Task 1: If you could go anywhere in the world, name your top 3 locales, and tell us why if there’s a reason beyond just wanting to go.
I suppose if I’m to nail it down to three, it would be (in no particular order)
- Machu Picchu,
- An African game park (I’m not particular which one precisely, but I want to see lions, leopards, elephants and giraffes in the wild), and
- New Zealand.
In other words, the one major pre-Columbian site that I haven’t seen yet, and which has everything from history and archeology to nature and a breathtaking location (and which also happens to be terminally threatened by overtourism); the natural environment of some of my favorite animals; and the place that combines all of the world’s major natural features into two (judging by images and narrations) breathtakingly beautiful, long and narrow islands, has a rich and fascinating indigenous culture, and still manages to be home to more sheep than people. Oh, and to Hobbiton, Rivendell and Rohan, of course.
Task 2: For those that identify with a faith, just about everyone has a pilgrimage that many of their most devout followers attempt to make at least once in their lifetime.
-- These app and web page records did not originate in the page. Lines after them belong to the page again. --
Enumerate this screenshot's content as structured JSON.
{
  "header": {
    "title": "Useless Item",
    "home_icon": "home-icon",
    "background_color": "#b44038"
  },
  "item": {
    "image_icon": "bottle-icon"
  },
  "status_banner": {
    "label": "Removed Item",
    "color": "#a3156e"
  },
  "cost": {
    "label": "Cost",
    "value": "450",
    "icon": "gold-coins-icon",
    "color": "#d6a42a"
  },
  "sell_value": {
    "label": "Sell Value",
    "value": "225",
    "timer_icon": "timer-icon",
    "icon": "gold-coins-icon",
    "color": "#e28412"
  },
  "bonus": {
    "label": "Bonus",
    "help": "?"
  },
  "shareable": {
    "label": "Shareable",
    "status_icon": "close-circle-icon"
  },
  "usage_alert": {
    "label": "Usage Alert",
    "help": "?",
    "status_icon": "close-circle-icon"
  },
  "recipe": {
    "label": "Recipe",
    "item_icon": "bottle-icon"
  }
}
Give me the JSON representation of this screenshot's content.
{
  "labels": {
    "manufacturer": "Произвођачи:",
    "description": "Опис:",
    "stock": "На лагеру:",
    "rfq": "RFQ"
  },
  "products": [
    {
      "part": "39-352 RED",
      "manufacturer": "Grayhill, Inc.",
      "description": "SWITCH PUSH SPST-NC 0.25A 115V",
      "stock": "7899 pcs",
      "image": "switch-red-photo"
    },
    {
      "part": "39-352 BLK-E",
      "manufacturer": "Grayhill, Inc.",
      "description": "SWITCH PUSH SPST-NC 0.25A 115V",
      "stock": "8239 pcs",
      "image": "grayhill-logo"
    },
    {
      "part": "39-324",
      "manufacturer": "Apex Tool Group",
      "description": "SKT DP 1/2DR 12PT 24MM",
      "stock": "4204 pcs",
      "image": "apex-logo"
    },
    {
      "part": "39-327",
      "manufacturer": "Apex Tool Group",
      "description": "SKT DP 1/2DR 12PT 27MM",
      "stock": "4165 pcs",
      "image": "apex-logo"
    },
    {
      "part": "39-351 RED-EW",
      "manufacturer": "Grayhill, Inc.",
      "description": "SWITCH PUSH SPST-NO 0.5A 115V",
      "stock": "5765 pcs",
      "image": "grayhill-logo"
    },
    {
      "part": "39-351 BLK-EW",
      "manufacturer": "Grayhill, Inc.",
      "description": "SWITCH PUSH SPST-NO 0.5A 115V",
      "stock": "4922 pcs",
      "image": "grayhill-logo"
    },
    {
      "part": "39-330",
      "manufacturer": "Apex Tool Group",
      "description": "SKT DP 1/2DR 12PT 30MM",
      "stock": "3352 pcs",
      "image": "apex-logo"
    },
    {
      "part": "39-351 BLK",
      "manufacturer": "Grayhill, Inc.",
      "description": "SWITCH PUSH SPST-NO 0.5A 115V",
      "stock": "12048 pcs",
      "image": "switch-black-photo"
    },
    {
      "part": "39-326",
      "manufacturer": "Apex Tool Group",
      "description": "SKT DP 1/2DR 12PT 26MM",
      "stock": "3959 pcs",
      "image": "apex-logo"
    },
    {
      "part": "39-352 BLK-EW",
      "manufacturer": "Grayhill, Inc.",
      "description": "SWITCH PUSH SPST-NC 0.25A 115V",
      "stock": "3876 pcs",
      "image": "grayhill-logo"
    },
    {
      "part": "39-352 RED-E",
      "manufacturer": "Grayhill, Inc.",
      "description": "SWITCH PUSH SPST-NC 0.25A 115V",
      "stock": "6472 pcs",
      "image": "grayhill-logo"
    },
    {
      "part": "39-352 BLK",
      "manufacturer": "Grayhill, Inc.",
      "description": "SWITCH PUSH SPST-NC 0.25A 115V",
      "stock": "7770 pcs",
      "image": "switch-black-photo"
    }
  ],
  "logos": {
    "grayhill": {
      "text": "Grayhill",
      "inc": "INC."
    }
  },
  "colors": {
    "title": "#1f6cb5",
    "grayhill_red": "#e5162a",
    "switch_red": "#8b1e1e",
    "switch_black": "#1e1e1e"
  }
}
If you had the means and the motive, where would you make a pilgrimage to? It need not be a religious pilgrimage; perhaps your Mecca, Jerusalem or Vatican is a bookstore, or a theme park, or some far flung destination that holds significance for you, personally.
I’ve been lucky enough to have lived, or at least spent extended periods of time in, all of the places that I can say I have the most deeply-rooted emotional connection with (for one reason or another), so at this point I don’t think I still have a place I’d want to make a pilgrimage to. In fact, some of these places I’m not even sure I’d want to revisit as a tourist — I prefer to remember them the way they were when I used to live there.
Task 4: (Cheeky) Pick a person – real or fictional – to send to a place of your choice – again, real or fictional – and tell us where, why and what sort of accommodations they can expect to enjoy while they are there. This can be a pleasure trip or a (ahem) learning experience, your call.
Óscar Arías Sánchez, the former President of Costa Rica who won the Nobel Peace Prize for brokering peace in Nicaragua, when negotiations came to the tipping point, allegedly had all the assembled leaders (including himself) locked in in the conference room and gave orders for the doors only to be unlocked after he had communicated to his aides outside that a breakthrough had been reached. I don’t know whether that story is true, but I’d like to believe it is (it’s just too cool not to be).
I’ve long wanted to do the same thing to the leaders responsible for the world’s greatest crises (either for causing or for not doing their damnest to stop them): wars, terrorism, the spread of the pandemic, poverty, etc. (you see, I’m not picky). Though I wouldn’t give them a plush conference room with all mod cons to stew in, but one of the atolls in the Pacific Ocean where the U.S. and France (and other nations) used to conduct their nuclear experiments back in the 1950s, when environmental damage wasn’t a concern yet and nobody in government seemed to think anything much was wrong with that sort of thing … say Bikini or one of the Marshall Islands. For accommidation they’d have the nuclear-poisoned island itself, enriched by the set of Sartre’s Huis Clos (No Exit), i.e., only one chair — not a comfortable one — per person … and for company I’d give them a few of the villains from my favorite dysfunctional families, say Simeon Lee from Hercule Poirot’s Christmas, Mrs. Boynton from Appointment with Death, Adam Penhallow from Georgette Heyer’s novel of the same name, and sanctimonious old Joseph Herriard from Heyer’s Envious Casca to preside over the whole assembly.
Then I’d take cover and watch from a safe distance how long it would take for the whole thing to blow up.
(Spirit of the Season? Not this lady, this year …)